→ RECORDS SUPPLIED
= = =

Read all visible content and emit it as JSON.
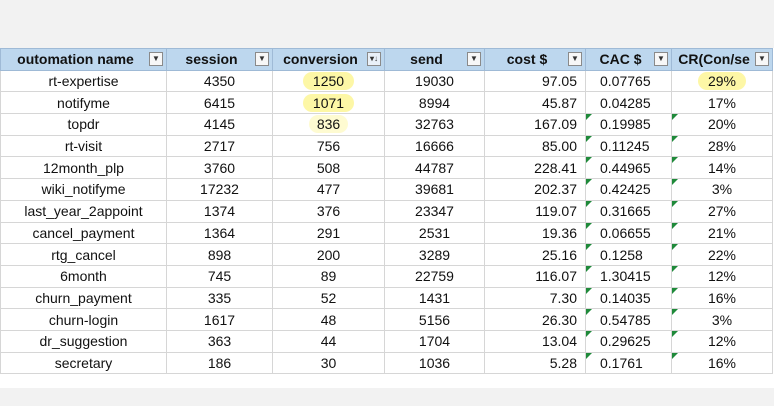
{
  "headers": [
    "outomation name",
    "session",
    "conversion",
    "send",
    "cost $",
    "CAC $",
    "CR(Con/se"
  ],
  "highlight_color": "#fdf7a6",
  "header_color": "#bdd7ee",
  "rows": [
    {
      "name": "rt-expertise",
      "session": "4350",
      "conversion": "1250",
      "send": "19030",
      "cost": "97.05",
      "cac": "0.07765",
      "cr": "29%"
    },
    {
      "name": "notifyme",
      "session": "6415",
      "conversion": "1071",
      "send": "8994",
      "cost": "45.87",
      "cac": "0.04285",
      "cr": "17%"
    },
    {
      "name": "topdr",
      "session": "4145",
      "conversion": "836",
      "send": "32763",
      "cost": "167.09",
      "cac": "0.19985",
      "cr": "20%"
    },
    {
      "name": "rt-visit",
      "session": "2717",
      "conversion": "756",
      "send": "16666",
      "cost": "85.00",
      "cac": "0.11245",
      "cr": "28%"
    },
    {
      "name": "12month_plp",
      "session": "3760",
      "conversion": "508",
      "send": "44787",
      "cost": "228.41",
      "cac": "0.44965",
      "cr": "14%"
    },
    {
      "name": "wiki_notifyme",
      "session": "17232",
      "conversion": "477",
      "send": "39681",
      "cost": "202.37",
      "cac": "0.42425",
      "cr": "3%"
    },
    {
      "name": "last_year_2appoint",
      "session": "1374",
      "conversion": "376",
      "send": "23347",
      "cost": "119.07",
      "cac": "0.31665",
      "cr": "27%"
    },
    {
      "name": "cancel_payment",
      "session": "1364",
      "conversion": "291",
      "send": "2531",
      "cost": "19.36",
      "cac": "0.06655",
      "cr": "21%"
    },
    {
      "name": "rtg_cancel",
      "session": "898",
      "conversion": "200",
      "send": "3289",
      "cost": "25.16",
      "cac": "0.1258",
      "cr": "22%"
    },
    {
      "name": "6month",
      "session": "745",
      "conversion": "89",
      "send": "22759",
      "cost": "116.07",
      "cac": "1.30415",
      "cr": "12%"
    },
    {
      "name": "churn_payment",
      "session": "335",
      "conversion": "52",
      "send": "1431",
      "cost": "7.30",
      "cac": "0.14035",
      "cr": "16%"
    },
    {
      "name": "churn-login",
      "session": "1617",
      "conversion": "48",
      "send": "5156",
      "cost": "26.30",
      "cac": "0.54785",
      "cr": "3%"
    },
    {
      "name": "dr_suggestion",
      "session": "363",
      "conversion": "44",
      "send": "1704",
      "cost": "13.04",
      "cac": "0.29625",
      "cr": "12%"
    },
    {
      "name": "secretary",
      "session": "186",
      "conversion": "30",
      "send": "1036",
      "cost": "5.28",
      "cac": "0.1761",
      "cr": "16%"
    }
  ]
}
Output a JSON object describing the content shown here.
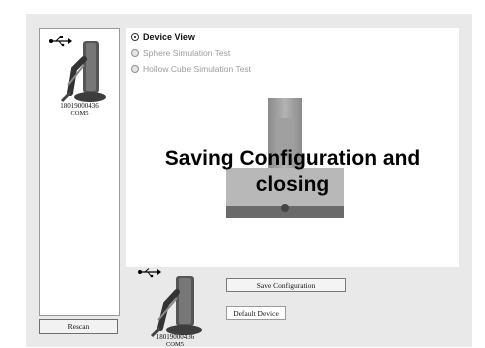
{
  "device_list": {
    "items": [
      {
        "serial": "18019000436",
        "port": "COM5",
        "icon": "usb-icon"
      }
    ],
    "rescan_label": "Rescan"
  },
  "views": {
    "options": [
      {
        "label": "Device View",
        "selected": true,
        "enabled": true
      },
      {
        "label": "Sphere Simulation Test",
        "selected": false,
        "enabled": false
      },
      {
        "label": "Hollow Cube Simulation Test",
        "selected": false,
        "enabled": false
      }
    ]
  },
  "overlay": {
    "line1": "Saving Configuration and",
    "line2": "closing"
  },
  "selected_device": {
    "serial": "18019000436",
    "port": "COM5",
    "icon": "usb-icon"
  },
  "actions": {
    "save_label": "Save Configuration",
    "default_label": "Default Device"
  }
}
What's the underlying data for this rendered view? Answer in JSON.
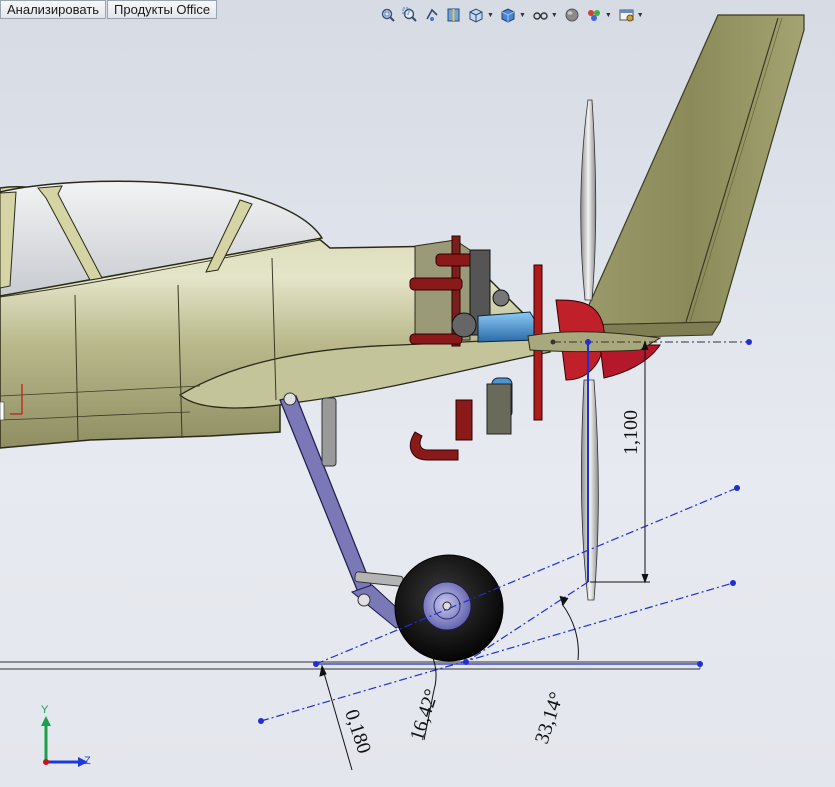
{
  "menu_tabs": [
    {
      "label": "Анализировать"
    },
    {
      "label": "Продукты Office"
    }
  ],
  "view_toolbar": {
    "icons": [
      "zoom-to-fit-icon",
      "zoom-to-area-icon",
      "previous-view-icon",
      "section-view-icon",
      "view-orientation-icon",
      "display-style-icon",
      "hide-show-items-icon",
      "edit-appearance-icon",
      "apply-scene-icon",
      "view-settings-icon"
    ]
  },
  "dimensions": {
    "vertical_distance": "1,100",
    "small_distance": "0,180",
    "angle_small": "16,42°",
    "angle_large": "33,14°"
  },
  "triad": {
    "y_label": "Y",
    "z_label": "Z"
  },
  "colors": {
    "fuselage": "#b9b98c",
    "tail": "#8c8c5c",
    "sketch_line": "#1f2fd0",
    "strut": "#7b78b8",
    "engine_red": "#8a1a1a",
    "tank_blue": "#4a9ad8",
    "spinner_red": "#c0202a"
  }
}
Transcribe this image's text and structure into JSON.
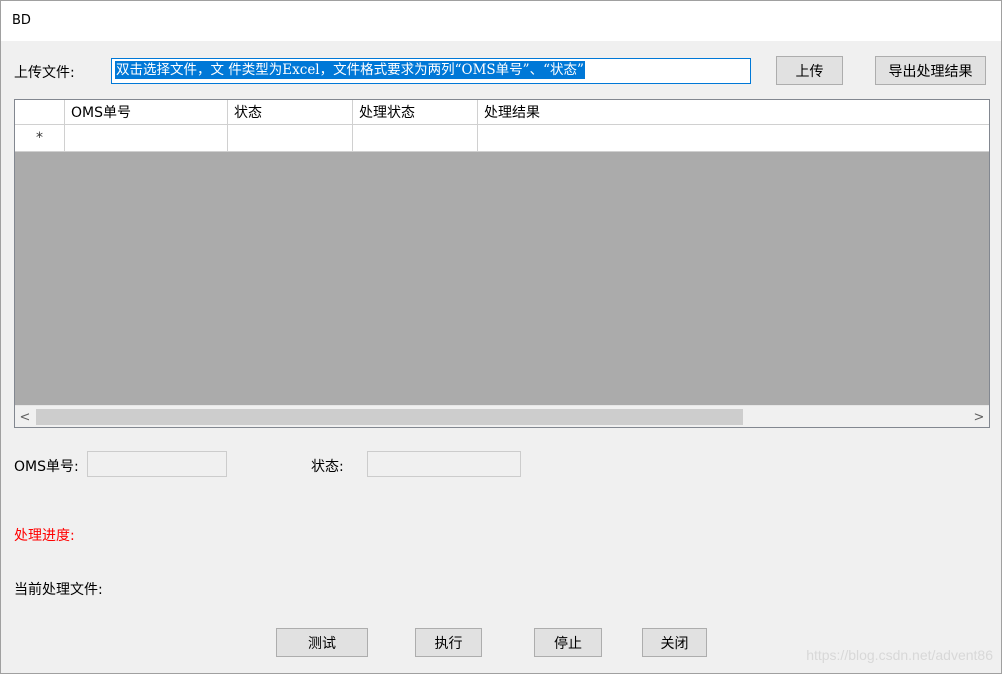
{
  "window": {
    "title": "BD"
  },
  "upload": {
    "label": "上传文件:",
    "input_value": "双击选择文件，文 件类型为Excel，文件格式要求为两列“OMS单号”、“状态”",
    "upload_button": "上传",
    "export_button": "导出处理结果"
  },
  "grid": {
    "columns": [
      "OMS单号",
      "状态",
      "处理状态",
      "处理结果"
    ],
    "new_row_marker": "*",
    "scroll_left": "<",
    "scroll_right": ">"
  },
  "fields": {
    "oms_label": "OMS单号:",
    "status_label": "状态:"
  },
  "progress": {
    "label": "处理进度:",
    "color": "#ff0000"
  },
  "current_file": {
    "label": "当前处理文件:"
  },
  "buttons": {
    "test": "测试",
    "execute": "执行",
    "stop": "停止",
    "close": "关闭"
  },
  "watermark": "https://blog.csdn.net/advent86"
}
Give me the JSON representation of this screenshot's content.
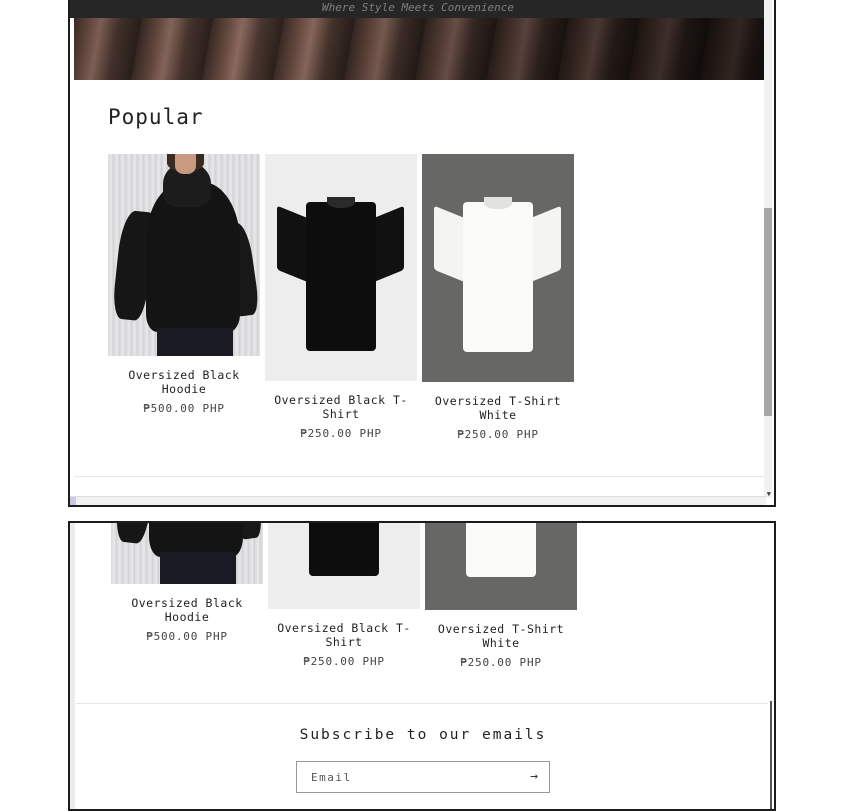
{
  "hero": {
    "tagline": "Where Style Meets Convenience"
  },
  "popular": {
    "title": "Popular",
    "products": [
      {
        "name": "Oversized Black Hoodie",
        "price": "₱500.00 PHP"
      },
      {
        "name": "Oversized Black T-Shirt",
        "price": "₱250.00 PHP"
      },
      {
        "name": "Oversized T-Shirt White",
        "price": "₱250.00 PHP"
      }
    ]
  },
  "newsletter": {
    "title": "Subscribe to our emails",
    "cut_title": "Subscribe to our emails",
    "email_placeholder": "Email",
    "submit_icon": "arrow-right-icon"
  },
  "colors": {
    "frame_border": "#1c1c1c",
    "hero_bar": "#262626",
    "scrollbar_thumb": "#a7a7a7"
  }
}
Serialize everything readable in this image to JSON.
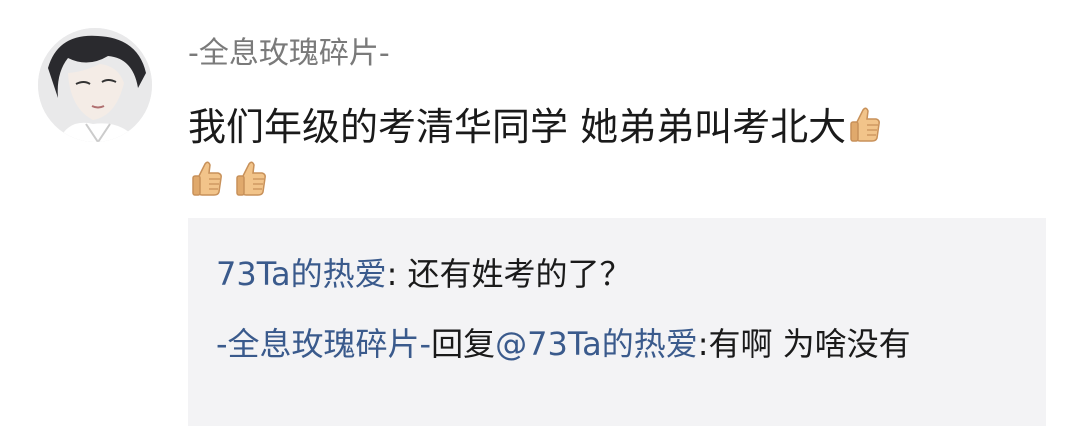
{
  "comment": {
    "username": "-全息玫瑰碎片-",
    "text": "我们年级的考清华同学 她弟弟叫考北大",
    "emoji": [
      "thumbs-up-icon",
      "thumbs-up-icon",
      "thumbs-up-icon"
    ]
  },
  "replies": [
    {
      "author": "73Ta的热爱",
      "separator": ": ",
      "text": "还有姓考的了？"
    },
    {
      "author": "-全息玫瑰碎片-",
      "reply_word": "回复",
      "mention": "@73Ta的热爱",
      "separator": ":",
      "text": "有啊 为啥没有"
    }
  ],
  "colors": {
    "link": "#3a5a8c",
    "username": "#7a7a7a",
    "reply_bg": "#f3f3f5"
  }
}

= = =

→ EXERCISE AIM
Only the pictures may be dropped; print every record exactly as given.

→ YOUR SOLUTION
Read all visible content and emit it as JSON.
{
  "headers": [
    "outomation name",
    "session",
    "conversion",
    "send",
    "cost $",
    "CAC $",
    "CR(Con/se"
  ],
  "highlight_color": "#fdf7a6",
  "header_color": "#bdd7ee",
  "rows": [
    {
      "name": "rt-expertise",
      "session": "4350",
      "conversion": "1250",
      "send": "19030",
      "cost": "97.05",
      "cac": "0.07765",
      "cr": "29%"
    },
    {
      "name": "notifyme",
      "session": "6415",
      "conversion": "1071",
      "send": "8994",
      "cost": "45.87",
      "cac": "0.04285",
      "cr": "17%"
    },
    {
      "name": "topdr",
      "session": "4145",
      "conversion": "836",
      "send": "32763",
      "cost": "167.09",
      "cac": "0.19985",
      "cr": "20%"
    },
    {
      "name": "rt-visit",
      "session": "2717",
      "conversion": "756",
      "send": "16666",
      "cost": "85.00",
      "cac": "0.11245",
      "cr": "28%"
    },
    {
      "name": "12month_plp",
      "session": "3760",
      "conversion": "508",
      "send": "44787",
      "cost": "228.41",
      "cac": "0.44965",
      "cr": "14%"
    },
    {
      "name": "wiki_notifyme",
      "session": "17232",
      "conversion": "477",
      "send": "39681",
      "cost": "202.37",
      "cac": "0.42425",
      "cr": "3%"
    },
    {
      "name": "last_year_2appoint",
      "session": "1374",
      "conversion": "376",
      "send": "23347",
      "cost": "119.07",
      "cac": "0.31665",
      "cr": "27%"
    },
    {
      "name": "cancel_payment",
      "session": "1364",
      "conversion": "291",
      "send": "2531",
      "cost": "19.36",
      "cac": "0.06655",
      "cr": "21%"
    },
    {
      "name": "rtg_cancel",
      "session": "898",
      "conversion": "200",
      "send": "3289",
      "cost": "25.16",
      "cac": "0.1258",
      "cr": "22%"
    },
    {
      "name": "6month",
      "session": "745",
      "conversion": "89",
      "send": "22759",
      "cost": "116.07",
      "cac": "1.30415",
      "cr": "12%"
    },
    {
      "name": "churn_payment",
      "session": "335",
      "conversion": "52",
      "send": "1431",
      "cost": "7.30",
      "cac": "0.14035",
      "cr": "16%"
    },
    {
      "name": "churn-login",
      "session": "1617",
      "conversion": "48",
      "send": "5156",
      "cost": "26.30",
      "cac": "0.54785",
      "cr": "3%"
    },
    {
      "name": "dr_suggestion",
      "session": "363",
      "conversion": "44",
      "send": "1704",
      "cost": "13.04",
      "cac": "0.29625",
      "cr": "12%"
    },
    {
      "name": "secretary",
      "session": "186",
      "conversion": "30",
      "send": "1036",
      "cost": "5.28",
      "cac": "0.1761",
      "cr": "16%"
    }
  ]
}
Output a JSON object describing the content shown here.
{
  "device_list": {
    "items": [
      {
        "serial": "18019000436",
        "port": "COM5",
        "icon": "usb-icon"
      }
    ],
    "rescan_label": "Rescan"
  },
  "views": {
    "options": [
      {
        "label": "Device View",
        "selected": true,
        "enabled": true
      },
      {
        "label": "Sphere Simulation Test",
        "selected": false,
        "enabled": false
      },
      {
        "label": "Hollow Cube Simulation Test",
        "selected": false,
        "enabled": false
      }
    ]
  },
  "overlay": {
    "line1": "Saving Configuration and",
    "line2": "closing"
  },
  "selected_device": {
    "serial": "18019000436",
    "port": "COM5",
    "icon": "usb-icon"
  },
  "actions": {
    "save_label": "Save Configuration",
    "default_label": "Default Device"
  }
}
What's the underlying data for this rendered view? Answer in JSON.
{
  "menu_tabs": [
    {
      "label": "Анализировать"
    },
    {
      "label": "Продукты Office"
    }
  ],
  "view_toolbar": {
    "icons": [
      "zoom-to-fit-icon",
      "zoom-to-area-icon",
      "previous-view-icon",
      "section-view-icon",
      "view-orientation-icon",
      "display-style-icon",
      "hide-show-items-icon",
      "edit-appearance-icon",
      "apply-scene-icon",
      "view-settings-icon"
    ]
  },
  "dimensions": {
    "vertical_distance": "1,100",
    "small_distance": "0,180",
    "angle_small": "16,42°",
    "angle_large": "33,14°"
  },
  "triad": {
    "y_label": "Y",
    "z_label": "Z"
  },
  "colors": {
    "fuselage": "#b9b98c",
    "tail": "#8c8c5c",
    "sketch_line": "#1f2fd0",
    "strut": "#7b78b8",
    "engine_red": "#8a1a1a",
    "tank_blue": "#4a9ad8",
    "spinner_red": "#c0202a"
  }
}
Transcribe this image's text and structure into JSON.
{
  "window": {
    "title": "BD"
  },
  "upload": {
    "label": "上传文件:",
    "input_value": "双击选择文件，文 件类型为Excel，文件格式要求为两列“OMS单号”、“状态”",
    "upload_button": "上传",
    "export_button": "导出处理结果"
  },
  "grid": {
    "columns": [
      "OMS单号",
      "状态",
      "处理状态",
      "处理结果"
    ],
    "new_row_marker": "*",
    "scroll_left": "<",
    "scroll_right": ">"
  },
  "fields": {
    "oms_label": "OMS单号:",
    "status_label": "状态:"
  },
  "progress": {
    "label": "处理进度:",
    "color": "#ff0000"
  },
  "current_file": {
    "label": "当前处理文件:"
  },
  "buttons": {
    "test": "测试",
    "execute": "执行",
    "stop": "停止",
    "close": "关闭"
  },
  "watermark": "https://blog.csdn.net/advent86"
}
Give me the JSON representation of this screenshot's content.
{
  "hero": {
    "tagline": "Where Style Meets Convenience"
  },
  "popular": {
    "title": "Popular",
    "products": [
      {
        "name": "Oversized Black Hoodie",
        "price": "₱500.00 PHP"
      },
      {
        "name": "Oversized Black T-Shirt",
        "price": "₱250.00 PHP"
      },
      {
        "name": "Oversized T-Shirt White",
        "price": "₱250.00 PHP"
      }
    ]
  },
  "newsletter": {
    "title": "Subscribe to our emails",
    "cut_title": "Subscribe to our emails",
    "email_placeholder": "Email",
    "submit_icon": "arrow-right-icon"
  },
  "colors": {
    "frame_border": "#1c1c1c",
    "hero_bar": "#262626",
    "scrollbar_thumb": "#a7a7a7"
  }
}
Serialize everything readable in this image to JSON.
{
  "comment": {
    "username": "-全息玫瑰碎片-",
    "text": "我们年级的考清华同学 她弟弟叫考北大",
    "emoji": [
      "thumbs-up-icon",
      "thumbs-up-icon",
      "thumbs-up-icon"
    ]
  },
  "replies": [
    {
      "author": "73Ta的热爱",
      "separator": ": ",
      "text": "还有姓考的了？"
    },
    {
      "author": "-全息玫瑰碎片-",
      "reply_word": "回复",
      "mention": "@73Ta的热爱",
      "separator": ":",
      "text": "有啊 为啥没有"
    }
  ],
  "colors": {
    "link": "#3a5a8c",
    "username": "#7a7a7a",
    "reply_bg": "#f3f3f5"
  }
}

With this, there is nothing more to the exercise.